### Assignment
Among the lines of the listing below, count those with the string "Lina". Give the number and no commentary.

### Exercise input
+--
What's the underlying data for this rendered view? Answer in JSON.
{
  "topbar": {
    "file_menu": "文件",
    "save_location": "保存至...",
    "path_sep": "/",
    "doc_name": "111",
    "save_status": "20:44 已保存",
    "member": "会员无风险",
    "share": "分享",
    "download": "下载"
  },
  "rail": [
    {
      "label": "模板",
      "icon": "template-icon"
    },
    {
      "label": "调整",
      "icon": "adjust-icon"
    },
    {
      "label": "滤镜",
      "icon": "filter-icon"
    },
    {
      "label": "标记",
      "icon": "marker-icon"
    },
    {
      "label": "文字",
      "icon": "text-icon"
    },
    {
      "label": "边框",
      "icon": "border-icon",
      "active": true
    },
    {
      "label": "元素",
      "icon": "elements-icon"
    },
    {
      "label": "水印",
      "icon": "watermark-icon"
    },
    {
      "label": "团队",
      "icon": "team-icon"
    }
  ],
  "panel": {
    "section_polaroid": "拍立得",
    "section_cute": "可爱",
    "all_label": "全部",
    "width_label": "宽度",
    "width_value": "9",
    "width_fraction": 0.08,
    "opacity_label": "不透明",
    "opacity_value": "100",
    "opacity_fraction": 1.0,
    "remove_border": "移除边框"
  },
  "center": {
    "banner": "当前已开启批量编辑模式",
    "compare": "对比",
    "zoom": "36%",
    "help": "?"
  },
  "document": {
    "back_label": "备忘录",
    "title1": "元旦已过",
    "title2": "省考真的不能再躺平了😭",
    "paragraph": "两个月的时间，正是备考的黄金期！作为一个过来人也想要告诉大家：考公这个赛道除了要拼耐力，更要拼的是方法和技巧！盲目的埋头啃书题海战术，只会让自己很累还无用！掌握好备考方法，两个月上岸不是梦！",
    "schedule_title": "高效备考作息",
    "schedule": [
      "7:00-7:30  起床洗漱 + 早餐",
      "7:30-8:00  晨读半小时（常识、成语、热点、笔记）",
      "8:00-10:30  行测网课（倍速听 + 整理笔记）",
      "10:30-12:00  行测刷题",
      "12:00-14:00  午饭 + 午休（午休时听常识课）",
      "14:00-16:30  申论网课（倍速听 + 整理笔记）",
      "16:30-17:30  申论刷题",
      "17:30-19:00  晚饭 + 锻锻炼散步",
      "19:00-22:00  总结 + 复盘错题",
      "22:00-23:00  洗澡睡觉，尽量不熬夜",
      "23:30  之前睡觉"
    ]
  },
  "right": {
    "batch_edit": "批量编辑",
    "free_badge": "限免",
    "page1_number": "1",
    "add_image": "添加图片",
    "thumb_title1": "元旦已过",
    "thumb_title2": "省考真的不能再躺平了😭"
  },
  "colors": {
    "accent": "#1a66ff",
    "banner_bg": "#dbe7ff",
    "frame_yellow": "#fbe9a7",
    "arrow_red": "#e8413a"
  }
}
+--
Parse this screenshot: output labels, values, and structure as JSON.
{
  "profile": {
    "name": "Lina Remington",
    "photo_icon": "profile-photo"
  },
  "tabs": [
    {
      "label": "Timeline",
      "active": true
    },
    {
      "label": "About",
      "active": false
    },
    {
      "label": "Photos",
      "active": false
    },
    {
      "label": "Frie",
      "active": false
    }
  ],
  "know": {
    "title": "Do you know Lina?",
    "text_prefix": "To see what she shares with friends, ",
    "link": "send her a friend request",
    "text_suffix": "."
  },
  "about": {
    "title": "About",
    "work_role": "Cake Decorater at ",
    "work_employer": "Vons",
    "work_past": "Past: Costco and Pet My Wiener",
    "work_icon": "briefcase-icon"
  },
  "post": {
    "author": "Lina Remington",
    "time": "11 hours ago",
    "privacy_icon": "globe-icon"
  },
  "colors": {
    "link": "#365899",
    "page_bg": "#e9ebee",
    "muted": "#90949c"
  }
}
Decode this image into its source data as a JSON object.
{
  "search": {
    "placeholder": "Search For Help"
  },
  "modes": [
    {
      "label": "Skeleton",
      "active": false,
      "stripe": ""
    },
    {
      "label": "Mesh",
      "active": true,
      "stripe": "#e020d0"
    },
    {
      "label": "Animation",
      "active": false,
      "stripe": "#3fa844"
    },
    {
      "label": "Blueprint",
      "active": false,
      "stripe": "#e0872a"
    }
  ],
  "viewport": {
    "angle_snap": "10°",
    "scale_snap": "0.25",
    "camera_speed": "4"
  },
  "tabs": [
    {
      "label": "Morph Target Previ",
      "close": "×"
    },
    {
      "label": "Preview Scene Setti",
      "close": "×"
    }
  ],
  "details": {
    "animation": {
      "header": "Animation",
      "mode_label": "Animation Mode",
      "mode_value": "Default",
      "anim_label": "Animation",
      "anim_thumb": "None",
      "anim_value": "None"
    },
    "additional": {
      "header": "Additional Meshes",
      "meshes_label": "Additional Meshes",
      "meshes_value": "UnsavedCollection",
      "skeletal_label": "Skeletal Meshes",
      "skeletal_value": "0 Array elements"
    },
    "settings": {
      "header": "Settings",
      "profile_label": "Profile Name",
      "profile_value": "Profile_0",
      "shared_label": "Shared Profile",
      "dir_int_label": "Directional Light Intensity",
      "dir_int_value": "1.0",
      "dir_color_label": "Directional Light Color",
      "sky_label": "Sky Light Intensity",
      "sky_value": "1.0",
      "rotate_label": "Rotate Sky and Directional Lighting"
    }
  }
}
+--
### Task solution
3